WHAT NEEDS TO BE DONE
Please find all lines in the data that hold the string "title" and copy them.

DATA RECORDS
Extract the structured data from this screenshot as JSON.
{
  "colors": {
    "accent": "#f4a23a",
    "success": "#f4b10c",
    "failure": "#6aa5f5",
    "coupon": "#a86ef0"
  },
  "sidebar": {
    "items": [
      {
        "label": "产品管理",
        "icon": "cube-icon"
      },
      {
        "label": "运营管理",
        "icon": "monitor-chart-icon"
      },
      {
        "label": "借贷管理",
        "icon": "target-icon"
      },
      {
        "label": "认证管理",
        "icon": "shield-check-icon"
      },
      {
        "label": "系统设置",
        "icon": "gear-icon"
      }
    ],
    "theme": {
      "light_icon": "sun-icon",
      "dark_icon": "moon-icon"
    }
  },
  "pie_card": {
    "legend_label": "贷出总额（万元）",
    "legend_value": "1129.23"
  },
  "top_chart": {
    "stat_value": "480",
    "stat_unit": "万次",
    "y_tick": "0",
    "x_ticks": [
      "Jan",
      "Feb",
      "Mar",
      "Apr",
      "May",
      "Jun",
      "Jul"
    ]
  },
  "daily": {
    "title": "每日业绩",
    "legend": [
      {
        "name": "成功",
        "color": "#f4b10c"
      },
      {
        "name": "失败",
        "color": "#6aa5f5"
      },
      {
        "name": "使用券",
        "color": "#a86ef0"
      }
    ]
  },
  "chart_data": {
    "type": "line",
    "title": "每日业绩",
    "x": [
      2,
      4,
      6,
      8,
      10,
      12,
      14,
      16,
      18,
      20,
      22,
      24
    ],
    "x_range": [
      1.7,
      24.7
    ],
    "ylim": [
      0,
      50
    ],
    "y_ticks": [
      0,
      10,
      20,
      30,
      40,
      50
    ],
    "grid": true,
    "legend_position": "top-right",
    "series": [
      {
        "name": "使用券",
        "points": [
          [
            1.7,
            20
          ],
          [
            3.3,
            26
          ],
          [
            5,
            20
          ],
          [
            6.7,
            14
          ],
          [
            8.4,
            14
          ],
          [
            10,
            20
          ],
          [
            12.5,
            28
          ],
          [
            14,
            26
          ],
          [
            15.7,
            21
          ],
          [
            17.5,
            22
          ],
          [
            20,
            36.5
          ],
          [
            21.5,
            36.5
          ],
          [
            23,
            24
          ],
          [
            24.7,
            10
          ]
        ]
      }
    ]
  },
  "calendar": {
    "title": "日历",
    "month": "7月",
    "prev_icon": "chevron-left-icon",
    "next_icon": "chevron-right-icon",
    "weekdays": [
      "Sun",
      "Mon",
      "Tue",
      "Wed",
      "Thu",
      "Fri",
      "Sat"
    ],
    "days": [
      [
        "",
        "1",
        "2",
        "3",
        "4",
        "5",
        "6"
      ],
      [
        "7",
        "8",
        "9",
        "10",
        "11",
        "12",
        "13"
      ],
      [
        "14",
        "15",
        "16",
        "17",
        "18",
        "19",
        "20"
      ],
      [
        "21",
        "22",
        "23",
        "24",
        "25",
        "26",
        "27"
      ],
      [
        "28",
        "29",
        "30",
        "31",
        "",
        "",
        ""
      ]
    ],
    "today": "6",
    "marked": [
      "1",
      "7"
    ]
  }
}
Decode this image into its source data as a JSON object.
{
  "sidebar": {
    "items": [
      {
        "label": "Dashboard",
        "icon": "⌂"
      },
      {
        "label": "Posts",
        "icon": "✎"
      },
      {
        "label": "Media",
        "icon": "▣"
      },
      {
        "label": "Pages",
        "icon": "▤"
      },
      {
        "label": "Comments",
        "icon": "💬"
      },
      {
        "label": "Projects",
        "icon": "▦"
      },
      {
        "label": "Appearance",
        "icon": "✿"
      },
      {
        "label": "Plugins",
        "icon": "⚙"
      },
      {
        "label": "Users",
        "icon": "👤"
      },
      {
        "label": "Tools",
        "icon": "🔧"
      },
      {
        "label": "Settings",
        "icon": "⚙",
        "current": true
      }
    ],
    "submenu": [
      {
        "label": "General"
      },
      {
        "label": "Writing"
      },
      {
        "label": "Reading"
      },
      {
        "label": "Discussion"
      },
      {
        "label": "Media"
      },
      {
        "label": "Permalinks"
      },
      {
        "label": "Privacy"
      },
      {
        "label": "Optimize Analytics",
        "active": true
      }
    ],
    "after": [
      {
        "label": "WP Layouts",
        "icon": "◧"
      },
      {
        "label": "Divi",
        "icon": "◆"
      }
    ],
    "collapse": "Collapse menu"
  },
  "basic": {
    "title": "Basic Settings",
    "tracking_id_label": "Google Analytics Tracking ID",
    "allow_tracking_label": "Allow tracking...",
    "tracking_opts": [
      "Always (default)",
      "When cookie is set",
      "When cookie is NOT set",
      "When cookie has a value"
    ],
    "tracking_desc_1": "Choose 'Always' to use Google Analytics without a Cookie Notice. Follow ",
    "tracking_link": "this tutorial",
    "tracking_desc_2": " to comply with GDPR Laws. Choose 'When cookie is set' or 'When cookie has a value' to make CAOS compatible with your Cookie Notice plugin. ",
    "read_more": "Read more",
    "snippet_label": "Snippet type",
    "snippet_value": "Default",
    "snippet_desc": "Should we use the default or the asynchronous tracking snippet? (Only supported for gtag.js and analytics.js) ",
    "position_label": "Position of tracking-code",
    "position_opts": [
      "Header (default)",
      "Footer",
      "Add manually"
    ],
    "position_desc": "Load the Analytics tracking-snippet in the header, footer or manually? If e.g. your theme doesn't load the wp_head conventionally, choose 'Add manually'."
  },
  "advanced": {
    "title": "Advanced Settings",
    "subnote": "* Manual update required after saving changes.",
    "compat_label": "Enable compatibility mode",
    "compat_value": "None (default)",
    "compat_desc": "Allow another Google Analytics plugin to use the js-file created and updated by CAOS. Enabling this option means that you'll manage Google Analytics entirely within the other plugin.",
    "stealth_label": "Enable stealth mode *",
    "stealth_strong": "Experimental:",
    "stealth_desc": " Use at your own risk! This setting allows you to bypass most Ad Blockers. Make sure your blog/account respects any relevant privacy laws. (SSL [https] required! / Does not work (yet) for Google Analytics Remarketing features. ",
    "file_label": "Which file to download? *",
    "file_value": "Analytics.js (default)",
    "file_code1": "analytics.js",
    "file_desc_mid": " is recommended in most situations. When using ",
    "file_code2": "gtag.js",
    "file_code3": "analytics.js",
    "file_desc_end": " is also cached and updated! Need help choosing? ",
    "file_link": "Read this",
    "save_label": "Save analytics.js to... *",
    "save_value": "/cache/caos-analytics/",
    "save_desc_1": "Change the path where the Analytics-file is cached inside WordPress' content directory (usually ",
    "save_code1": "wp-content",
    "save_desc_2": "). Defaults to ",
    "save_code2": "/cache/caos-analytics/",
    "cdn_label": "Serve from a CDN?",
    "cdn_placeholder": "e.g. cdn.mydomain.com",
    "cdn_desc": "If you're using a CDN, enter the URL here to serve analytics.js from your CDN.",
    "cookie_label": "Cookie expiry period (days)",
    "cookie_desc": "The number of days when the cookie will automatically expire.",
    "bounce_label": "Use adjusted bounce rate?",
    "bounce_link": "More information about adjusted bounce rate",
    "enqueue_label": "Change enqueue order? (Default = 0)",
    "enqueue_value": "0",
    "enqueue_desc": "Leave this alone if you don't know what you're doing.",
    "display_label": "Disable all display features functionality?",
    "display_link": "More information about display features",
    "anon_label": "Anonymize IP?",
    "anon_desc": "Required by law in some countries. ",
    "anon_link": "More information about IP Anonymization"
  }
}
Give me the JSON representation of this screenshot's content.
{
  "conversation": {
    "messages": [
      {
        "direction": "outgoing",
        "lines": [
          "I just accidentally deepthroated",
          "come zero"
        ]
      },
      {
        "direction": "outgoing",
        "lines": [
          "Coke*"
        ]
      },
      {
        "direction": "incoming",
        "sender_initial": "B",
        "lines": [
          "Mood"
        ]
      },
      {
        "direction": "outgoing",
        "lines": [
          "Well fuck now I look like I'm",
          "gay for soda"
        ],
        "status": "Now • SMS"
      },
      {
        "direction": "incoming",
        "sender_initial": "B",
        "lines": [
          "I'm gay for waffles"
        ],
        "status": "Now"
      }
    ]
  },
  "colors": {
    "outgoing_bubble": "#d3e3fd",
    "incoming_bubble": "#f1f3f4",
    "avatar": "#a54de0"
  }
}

ANSWER FOR THE TASK
    "title": "每日业绩",
    "title": "每日业绩",
    "title": "日历",
    "title": "Basic Settings",
    "title": "Advanced Settings",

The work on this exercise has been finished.